== THE TASK ==
Determine how many lines in the entries below include "this". The reply should be that number and nothing else.

== INPUT DATA ==
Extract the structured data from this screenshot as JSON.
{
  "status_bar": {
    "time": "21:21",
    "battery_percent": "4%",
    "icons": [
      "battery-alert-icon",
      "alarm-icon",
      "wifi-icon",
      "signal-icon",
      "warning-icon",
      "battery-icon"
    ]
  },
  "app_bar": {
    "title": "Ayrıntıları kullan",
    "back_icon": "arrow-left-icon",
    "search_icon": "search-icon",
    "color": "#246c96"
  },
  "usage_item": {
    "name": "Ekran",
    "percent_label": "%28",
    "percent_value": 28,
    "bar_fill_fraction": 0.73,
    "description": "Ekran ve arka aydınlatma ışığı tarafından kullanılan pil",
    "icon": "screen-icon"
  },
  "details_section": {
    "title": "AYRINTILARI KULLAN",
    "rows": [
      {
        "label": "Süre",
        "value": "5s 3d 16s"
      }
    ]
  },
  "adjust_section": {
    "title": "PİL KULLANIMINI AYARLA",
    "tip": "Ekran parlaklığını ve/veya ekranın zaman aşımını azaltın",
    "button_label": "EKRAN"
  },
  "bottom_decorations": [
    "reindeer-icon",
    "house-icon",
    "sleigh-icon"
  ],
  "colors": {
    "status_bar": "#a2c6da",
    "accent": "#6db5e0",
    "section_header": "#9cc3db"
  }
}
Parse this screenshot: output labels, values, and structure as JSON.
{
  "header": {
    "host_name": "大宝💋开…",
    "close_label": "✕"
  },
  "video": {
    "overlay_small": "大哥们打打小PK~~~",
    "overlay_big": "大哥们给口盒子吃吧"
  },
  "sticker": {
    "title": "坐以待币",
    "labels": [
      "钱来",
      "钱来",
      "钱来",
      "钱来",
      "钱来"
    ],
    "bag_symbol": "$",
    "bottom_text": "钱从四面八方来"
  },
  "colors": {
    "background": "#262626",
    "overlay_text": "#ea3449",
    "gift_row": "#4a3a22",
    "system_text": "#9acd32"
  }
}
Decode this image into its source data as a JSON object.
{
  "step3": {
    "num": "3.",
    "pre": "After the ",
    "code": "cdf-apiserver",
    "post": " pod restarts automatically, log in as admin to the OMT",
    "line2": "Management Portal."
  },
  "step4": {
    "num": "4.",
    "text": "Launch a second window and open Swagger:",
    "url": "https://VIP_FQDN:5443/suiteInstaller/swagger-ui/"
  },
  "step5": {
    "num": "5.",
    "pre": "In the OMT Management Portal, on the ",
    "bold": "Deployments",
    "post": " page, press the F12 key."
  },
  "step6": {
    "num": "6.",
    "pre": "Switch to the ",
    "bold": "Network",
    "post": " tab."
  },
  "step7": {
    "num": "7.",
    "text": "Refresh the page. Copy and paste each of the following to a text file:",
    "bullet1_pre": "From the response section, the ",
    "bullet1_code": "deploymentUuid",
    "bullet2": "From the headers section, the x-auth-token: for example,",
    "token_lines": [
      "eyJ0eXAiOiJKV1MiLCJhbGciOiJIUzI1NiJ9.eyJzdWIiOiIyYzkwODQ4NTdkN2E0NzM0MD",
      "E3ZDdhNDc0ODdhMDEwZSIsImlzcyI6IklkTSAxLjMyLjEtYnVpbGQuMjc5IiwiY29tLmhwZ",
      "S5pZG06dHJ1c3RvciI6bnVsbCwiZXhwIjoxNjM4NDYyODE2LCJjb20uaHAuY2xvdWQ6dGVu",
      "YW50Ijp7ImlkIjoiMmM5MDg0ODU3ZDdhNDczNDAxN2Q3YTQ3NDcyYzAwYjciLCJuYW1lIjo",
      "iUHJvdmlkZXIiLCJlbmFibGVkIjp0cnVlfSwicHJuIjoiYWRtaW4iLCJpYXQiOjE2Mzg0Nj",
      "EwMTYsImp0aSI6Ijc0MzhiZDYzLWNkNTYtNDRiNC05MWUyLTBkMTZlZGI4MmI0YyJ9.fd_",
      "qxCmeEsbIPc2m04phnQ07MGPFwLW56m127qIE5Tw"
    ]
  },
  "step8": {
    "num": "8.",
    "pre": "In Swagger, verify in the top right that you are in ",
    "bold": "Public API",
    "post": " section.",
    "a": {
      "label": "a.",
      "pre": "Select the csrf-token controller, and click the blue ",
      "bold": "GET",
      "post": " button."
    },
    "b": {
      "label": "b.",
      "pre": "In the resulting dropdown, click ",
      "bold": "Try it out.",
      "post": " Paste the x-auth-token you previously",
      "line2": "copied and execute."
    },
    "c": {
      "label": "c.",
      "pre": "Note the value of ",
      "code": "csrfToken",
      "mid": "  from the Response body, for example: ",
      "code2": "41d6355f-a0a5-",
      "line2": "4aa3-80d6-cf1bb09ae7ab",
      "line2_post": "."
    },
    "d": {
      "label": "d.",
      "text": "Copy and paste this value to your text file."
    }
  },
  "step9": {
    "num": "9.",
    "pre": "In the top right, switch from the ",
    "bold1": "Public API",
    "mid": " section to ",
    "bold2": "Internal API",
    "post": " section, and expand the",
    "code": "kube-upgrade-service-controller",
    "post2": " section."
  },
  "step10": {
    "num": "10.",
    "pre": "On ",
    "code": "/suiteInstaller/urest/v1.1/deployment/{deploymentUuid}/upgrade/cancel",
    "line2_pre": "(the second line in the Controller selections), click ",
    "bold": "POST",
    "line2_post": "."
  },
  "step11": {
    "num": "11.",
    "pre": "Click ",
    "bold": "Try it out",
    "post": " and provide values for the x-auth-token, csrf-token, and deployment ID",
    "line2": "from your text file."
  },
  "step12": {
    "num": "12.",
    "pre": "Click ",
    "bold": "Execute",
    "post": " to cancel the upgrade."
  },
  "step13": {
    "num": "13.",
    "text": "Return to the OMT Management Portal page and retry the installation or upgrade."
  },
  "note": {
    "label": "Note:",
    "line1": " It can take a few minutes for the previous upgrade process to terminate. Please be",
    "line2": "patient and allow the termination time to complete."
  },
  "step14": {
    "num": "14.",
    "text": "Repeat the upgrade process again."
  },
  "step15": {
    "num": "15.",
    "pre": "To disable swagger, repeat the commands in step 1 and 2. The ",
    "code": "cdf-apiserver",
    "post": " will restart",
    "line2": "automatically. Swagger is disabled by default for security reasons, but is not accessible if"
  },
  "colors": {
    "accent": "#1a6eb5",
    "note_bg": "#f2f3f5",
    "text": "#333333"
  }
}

== SOLVED EXERCISE ==
4